Excerpts from an interface dataset
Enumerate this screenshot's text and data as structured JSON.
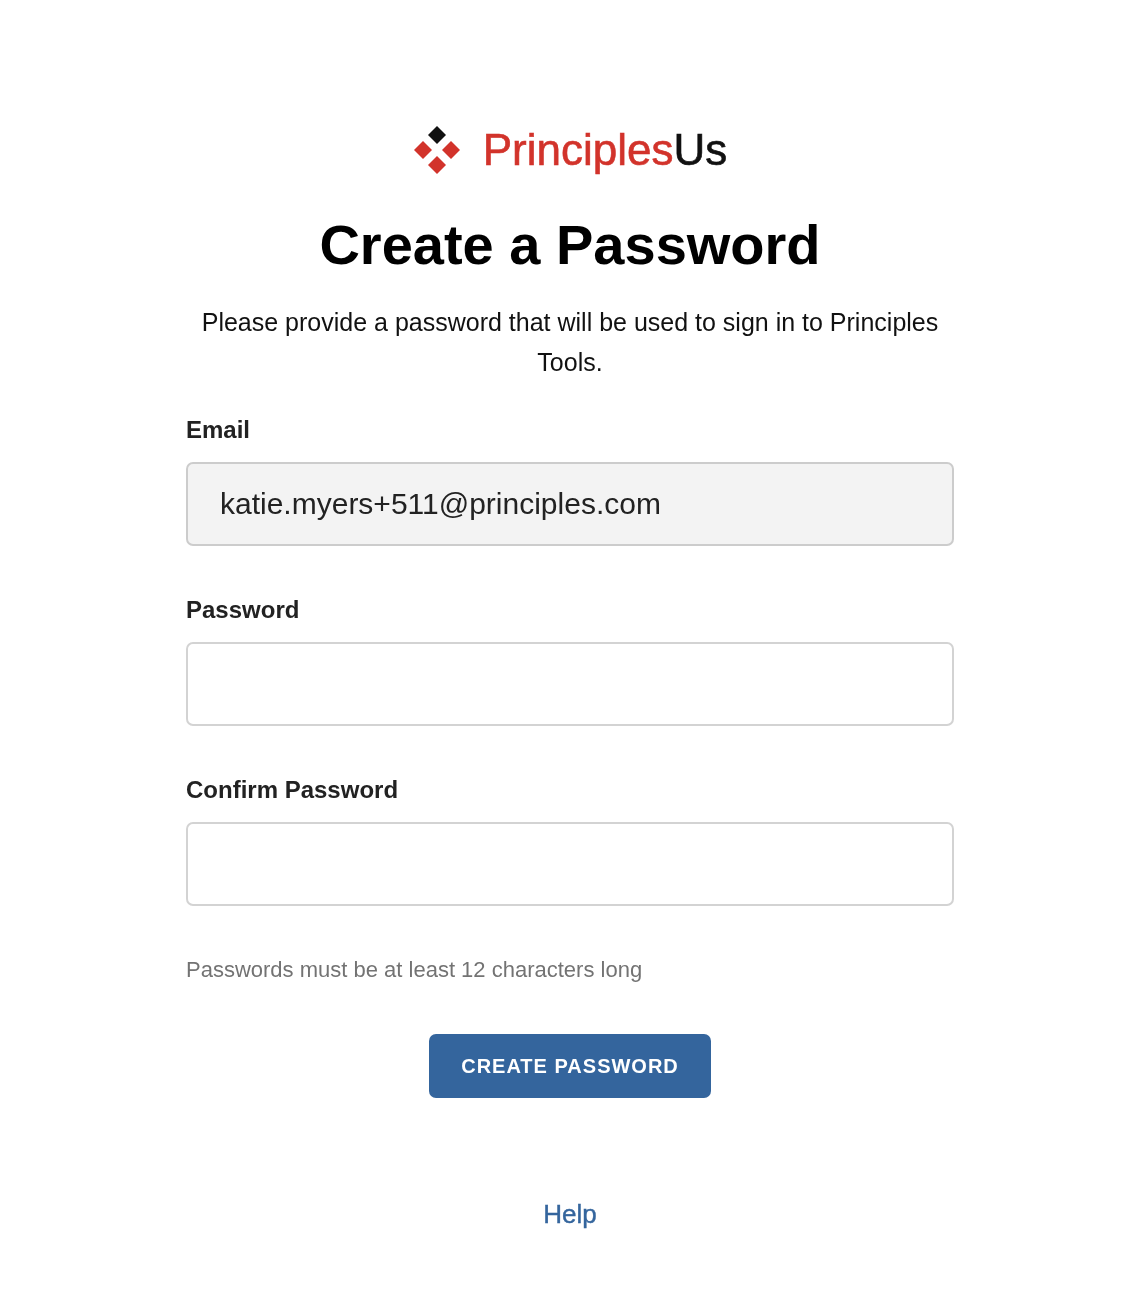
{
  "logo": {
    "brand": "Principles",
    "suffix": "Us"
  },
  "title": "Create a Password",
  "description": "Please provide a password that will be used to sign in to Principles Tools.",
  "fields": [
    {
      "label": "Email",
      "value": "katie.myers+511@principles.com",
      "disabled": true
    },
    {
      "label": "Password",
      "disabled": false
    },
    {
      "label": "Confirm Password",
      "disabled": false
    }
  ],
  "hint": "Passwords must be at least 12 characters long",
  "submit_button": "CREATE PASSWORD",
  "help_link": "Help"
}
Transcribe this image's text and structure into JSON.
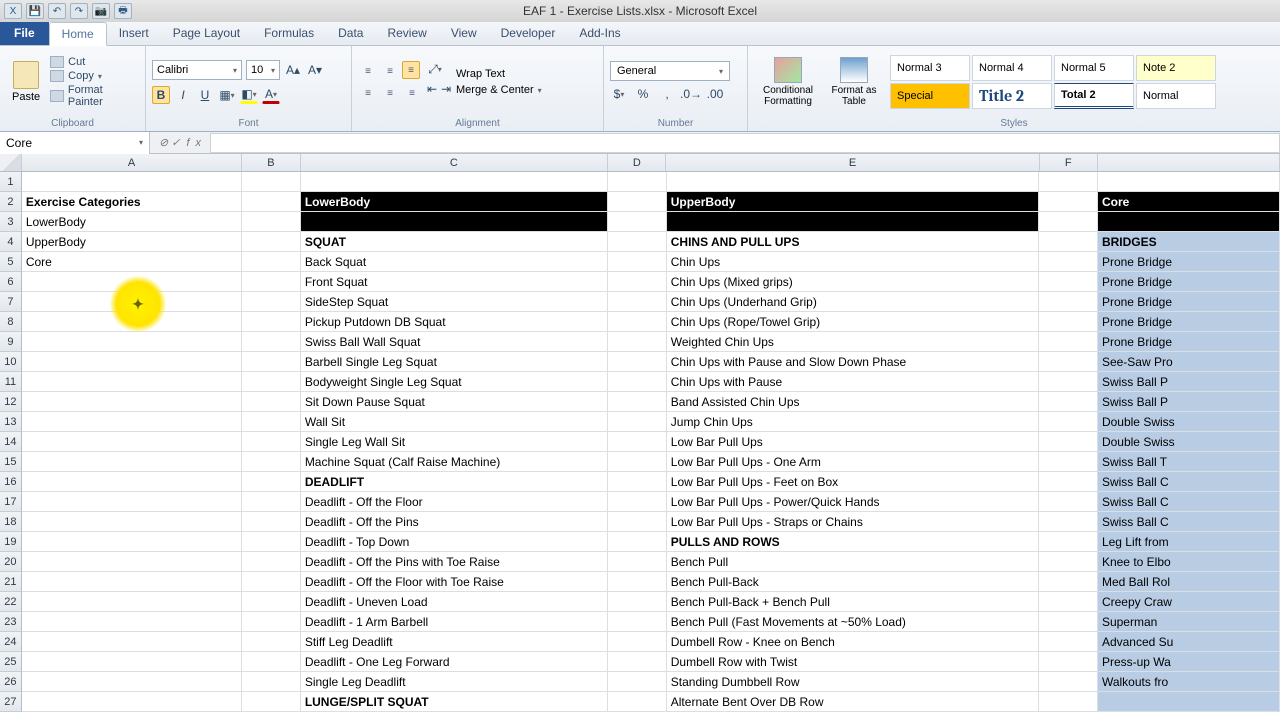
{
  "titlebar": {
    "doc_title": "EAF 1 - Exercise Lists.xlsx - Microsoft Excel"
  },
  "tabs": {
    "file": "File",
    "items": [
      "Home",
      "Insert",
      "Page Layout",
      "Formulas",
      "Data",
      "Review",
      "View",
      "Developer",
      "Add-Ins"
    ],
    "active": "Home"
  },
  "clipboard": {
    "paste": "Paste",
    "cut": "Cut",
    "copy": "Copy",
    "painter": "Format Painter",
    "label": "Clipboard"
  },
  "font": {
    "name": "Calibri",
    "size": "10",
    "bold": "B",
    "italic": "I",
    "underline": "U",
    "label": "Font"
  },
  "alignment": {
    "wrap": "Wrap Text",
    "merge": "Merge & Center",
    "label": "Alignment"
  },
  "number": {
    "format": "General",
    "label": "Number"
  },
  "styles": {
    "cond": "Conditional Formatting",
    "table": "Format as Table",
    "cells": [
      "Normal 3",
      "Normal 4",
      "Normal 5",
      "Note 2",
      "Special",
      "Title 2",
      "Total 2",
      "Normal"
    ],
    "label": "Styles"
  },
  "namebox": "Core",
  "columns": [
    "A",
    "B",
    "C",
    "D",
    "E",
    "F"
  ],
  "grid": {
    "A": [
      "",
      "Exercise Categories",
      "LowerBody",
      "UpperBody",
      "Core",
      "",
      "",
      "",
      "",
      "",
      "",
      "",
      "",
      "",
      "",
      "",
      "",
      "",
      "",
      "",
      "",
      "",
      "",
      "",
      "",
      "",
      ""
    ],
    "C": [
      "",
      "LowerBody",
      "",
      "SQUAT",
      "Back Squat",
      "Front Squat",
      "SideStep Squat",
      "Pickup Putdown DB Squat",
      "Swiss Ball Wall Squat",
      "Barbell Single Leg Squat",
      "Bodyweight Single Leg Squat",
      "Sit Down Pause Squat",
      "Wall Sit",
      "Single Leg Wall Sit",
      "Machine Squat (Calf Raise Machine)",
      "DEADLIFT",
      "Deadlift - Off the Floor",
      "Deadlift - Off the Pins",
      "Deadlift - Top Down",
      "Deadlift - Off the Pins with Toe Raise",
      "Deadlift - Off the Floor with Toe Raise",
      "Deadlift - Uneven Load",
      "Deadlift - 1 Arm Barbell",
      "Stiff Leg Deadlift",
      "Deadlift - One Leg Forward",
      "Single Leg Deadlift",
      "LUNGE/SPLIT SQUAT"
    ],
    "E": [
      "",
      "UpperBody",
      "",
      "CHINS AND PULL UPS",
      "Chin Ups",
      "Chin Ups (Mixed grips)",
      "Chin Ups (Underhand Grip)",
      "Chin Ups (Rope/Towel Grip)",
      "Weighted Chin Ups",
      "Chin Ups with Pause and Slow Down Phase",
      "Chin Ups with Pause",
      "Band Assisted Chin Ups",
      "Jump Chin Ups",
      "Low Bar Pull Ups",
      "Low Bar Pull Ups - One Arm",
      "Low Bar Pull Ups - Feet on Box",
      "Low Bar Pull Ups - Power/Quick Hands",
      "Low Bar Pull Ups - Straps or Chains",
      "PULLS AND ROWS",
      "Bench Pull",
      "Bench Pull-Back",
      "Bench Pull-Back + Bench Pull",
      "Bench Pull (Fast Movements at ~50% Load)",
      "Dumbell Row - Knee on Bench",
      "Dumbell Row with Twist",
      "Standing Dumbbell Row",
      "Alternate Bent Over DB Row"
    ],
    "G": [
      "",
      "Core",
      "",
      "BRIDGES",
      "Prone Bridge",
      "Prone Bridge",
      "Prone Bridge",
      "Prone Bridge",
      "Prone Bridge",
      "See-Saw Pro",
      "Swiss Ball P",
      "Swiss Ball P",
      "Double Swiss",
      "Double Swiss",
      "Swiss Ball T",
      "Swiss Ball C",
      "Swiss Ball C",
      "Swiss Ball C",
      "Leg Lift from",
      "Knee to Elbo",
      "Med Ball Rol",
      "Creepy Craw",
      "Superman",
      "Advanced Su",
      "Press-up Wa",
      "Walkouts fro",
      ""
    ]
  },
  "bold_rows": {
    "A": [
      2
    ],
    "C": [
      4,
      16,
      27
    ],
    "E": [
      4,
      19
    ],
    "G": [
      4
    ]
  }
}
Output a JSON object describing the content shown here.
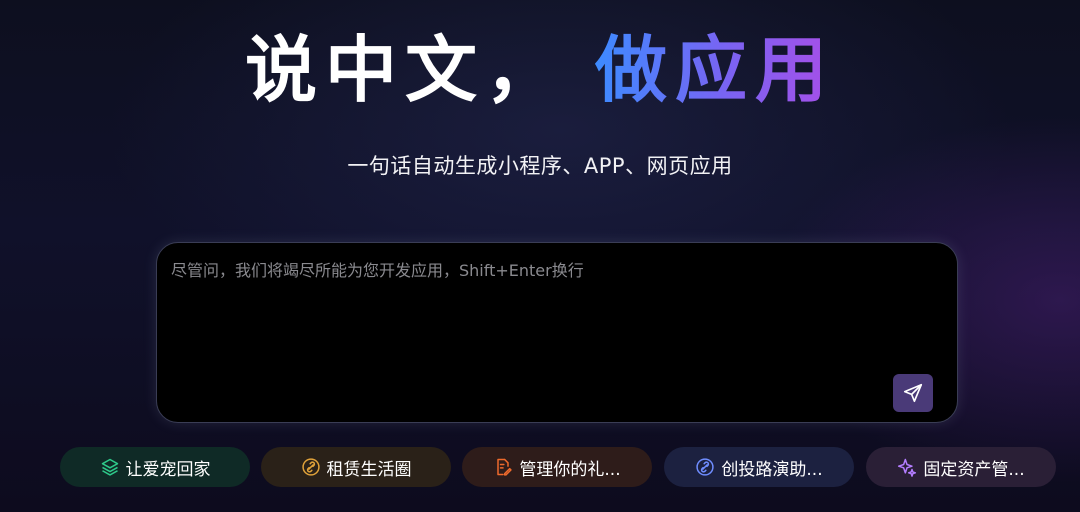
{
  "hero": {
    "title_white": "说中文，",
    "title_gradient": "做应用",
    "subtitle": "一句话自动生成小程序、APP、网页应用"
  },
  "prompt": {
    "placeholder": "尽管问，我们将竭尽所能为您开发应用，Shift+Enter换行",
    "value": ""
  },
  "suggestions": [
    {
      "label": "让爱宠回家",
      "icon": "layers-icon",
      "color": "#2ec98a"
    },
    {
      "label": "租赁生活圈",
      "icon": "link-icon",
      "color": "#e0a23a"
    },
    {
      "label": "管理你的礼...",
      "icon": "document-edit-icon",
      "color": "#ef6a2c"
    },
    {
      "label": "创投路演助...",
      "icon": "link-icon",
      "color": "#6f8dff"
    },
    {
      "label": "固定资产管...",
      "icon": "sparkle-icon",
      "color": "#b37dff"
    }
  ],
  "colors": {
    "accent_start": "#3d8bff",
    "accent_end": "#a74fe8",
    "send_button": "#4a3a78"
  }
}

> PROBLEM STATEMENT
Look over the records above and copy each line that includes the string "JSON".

> ANSWER SPACE
Enumerate this screenshot's text and data as structured JSON.
Transcribe this image's text and structure into JSON.
Output a JSON object describing the content shown here.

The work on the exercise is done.